• **What you are asked to do**
Every line below containing the word "content" should be found and copied.

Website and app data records
########

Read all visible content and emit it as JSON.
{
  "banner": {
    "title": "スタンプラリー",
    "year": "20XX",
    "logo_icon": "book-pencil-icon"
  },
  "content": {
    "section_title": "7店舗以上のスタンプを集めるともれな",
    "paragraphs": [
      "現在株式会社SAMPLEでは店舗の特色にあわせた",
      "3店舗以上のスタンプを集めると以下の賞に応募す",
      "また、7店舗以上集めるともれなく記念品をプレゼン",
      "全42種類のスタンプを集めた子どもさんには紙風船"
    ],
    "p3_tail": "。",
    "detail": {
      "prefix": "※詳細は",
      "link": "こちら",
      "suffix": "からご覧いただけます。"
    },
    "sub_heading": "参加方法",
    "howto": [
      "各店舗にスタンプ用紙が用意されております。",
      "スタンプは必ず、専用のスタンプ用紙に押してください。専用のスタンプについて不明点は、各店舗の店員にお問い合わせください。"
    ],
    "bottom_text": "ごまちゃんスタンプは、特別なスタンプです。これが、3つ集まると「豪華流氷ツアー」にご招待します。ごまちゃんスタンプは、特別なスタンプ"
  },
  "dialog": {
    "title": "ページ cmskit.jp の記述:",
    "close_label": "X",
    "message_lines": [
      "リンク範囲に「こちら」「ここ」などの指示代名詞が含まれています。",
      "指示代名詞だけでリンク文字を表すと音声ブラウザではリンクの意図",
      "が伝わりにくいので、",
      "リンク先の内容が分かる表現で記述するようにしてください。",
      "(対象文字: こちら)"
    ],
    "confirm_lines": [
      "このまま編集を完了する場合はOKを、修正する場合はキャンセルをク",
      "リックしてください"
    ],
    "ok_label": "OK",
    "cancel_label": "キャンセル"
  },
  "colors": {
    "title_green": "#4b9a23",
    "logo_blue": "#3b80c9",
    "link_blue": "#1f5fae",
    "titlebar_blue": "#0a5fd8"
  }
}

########

• **Result for this exercise**
Read all visible content and emit it as JSON.
  "content": {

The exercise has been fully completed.